Saturday, 25 April 2009

THE GOOD GIRL (dir: Miguel Arteta)

THE GOOD GIRL (dir: Miguel Arteta)

As a recorded display of small town boredom this is one of the best examples in recent memory. The movie came to me at a particularly troublesome time in my own life and as a result many of themes resonated with me in a very strong way.

On my first night in California during a hell fortnight of a holiday my hosts took me to Tower Records to rent out a movie to keep me occupied during the following daytime and it was The Good Girl that leapt out and ended being the movie we rented. So as a result the first time I ever saw this morning was upon awakening in a strange place in Sacramento in a very lost place mind wise.
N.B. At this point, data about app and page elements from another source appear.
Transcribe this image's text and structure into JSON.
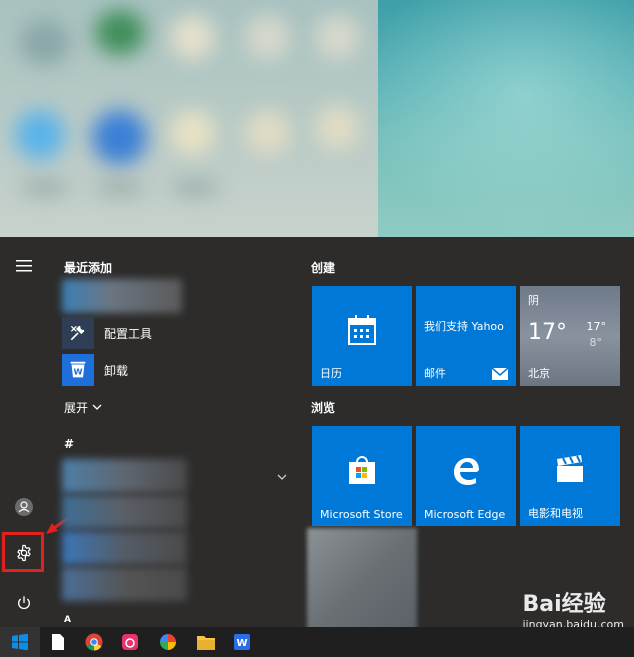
{
  "start_menu": {
    "recent_label": "最近添加",
    "recent_apps": [
      {
        "label": "配置工具",
        "icon": "tools-icon"
      },
      {
        "label": "卸载",
        "icon": "wps-uninstall-icon"
      }
    ],
    "expand_label": "展开",
    "alpha_header": "#",
    "alpha_header_a": "A"
  },
  "tiles": {
    "group1_label": "创建",
    "group2_label": "浏览",
    "calendar_label": "日历",
    "mail_heading": "我们支持 Yahoo",
    "mail_label": "邮件",
    "weather": {
      "condition": "阴",
      "temp": "17°",
      "high": "17°",
      "low": "8°",
      "city": "北京"
    },
    "store_label": "Microsoft Store",
    "edge_label": "Microsoft Edge",
    "movies_label": "电影和电视"
  },
  "watermark": {
    "brand": "Bai经验",
    "url": "jingyan.baidu.com"
  },
  "colors": {
    "tile_blue": "#0078d7",
    "highlight_red": "#e0211d"
  }
}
Of the Friends crew it has always been Jennifer Aniston that has proved most talented and of most worth (followed by Lisa Kudrow) and in this role again grain she really blossoms as a character (Justine) far removed from Rachel Green.

In my own example the movie came to me at a time where I found myself bored at work and attracted to an older lady at work myself. She was also bored and in the midst of divorce displaying similar sorts of wandering thoughts as Aniston in this movie. On the day the film was released on DVD in England I bought it from Asda and wholeheartedly recommended it to the lady in the hope of displaying some kind of depth and understanding of our respective situations and boredom.

As much as I hate to admit it I can associate with the Jake Gyllenhaal character with his delusions of grandeur in regarding himself a writer and a victim of circumstances and the world around him. Even though the drive and energy of such a character is to be admired (to a degree) his ultimate fate represents the inevitable consequences of a person distracted and not playing the game. In a strange way this is pretty close to how I eventually found myself losing my job through my blog (on a much smaller degree/level obviously).

The character of Holden/Tom played by Jake Gyllenhaal represents not for the first time in history a person being lead astray by Holden Caulfield but at the same time one being counseled and indulged in their dysfunction. Again this is something I have come to experience in my real life. Personally I have never been able to pull off the Holden Caulfield personality but I have witnessed first hand a person nanny a Holden Caulfield type through being troubled but more sweet and needy. Without these talents and traits all I can do is continue to try and write my own version of The Catcher In The Rye.

In contrast to the dysfunction is her husband Phil played by John C. Reilly acting as a stoner stuck in his own working class/blue collar rut but who is fortunately (for him) numbed to this degree of reality. As a result he represents some kind of constant and rock despite on the surface of things being more of a fuck up and criticized for being so.

Additionally in support Zooey Deschanel provides a great comedic character encompassing the personification of small-town cynicism and boredom, an individual destined to repeat the errors of Justine and Holden if she remains working at the supermarket. Likewise the writer of the movie Mike White plays a horribly stunted supermarket security guard who is supposedly accidentally tragic and humorous by mistake/error.

As the movie draws to a culmination/conclusion it is striking how the Phil character played by John C. Reilly emerges as perhaps the balanced of individuals who on the surface lives in a world of denial but ultimately appears aware of his circumstances but chooses to utilize a positive outlook in order to just survive and ultimately as the movie closes he and Justine make their strongest step towards maturity, a strong future and happiness. In a way this conclusion appears something of a compromise to the couple’s needs but ultimately it is very reflective of how life is.

This movie came perfectly timed and perfectly pitched when presented to myself as a 25 year old.